[Description of the task]
Please count the lines in these records that contain "password" and give only that count.

[Given data]
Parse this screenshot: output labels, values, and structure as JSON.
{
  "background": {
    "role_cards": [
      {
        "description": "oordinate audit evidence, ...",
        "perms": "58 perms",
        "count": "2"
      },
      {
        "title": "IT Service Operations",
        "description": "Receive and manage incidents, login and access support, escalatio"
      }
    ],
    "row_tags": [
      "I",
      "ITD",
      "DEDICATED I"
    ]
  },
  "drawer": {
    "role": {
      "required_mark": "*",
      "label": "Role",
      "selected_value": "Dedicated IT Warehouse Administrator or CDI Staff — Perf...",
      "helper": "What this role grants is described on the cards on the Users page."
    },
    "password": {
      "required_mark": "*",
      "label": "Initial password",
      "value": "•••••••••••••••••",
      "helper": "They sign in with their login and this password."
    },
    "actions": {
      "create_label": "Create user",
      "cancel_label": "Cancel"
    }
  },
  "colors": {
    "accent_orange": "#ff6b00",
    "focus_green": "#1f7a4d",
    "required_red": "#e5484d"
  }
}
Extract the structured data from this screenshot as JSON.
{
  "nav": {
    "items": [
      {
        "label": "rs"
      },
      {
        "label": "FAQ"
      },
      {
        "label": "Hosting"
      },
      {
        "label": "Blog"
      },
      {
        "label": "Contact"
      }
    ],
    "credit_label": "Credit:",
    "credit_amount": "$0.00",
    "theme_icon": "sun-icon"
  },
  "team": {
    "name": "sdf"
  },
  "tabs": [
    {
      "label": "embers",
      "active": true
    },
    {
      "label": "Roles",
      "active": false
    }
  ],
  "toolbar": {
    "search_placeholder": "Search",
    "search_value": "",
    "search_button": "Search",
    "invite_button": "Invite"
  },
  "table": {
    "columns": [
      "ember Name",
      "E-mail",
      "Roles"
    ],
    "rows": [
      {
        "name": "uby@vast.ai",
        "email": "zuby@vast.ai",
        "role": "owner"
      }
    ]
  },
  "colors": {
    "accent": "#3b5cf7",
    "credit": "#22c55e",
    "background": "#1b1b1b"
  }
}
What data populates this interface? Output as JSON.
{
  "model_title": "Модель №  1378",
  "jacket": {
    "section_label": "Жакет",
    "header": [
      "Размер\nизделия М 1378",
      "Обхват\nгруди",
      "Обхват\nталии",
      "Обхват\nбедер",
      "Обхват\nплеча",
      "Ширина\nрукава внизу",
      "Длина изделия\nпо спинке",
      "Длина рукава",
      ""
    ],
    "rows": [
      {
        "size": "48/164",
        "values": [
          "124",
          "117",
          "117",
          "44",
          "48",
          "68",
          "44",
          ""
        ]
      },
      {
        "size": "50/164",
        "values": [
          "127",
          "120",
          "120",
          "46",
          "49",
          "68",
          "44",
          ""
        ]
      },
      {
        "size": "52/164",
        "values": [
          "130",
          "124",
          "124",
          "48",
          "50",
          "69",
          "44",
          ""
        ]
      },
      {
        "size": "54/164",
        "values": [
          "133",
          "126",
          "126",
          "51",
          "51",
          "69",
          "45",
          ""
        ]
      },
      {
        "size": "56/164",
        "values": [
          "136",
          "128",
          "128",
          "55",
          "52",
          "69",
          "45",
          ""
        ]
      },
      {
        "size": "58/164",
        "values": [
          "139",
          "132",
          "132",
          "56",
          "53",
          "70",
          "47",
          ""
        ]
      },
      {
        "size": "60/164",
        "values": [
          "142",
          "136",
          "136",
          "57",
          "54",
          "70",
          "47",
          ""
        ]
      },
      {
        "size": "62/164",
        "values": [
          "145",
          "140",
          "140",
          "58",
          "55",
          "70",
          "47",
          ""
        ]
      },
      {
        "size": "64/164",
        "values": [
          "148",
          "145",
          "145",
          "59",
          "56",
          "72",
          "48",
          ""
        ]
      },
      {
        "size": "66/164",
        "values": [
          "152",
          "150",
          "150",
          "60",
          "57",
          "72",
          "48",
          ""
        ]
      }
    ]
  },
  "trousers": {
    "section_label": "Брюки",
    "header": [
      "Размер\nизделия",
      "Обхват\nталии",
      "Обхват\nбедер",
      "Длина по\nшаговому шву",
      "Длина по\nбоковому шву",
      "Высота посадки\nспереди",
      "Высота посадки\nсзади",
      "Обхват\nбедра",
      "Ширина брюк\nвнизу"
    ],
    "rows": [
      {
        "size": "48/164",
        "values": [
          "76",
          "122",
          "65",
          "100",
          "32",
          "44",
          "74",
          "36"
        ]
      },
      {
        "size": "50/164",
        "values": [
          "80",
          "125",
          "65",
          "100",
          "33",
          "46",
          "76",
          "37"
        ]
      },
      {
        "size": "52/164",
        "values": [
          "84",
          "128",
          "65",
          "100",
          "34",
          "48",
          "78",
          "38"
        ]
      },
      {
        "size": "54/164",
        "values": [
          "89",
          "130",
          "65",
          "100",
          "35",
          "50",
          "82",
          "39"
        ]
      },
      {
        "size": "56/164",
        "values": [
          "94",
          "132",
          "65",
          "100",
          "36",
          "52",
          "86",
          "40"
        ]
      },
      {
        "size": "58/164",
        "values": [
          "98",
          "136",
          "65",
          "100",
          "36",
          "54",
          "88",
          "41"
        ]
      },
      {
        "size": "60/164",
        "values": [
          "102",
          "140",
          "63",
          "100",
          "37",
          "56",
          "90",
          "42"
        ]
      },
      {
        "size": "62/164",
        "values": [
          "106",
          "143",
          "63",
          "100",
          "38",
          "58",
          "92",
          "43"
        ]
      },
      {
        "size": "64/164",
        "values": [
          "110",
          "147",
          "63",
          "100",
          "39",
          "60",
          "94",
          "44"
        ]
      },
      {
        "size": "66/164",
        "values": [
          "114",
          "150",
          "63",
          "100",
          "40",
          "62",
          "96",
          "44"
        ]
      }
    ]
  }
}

[Solution below]
3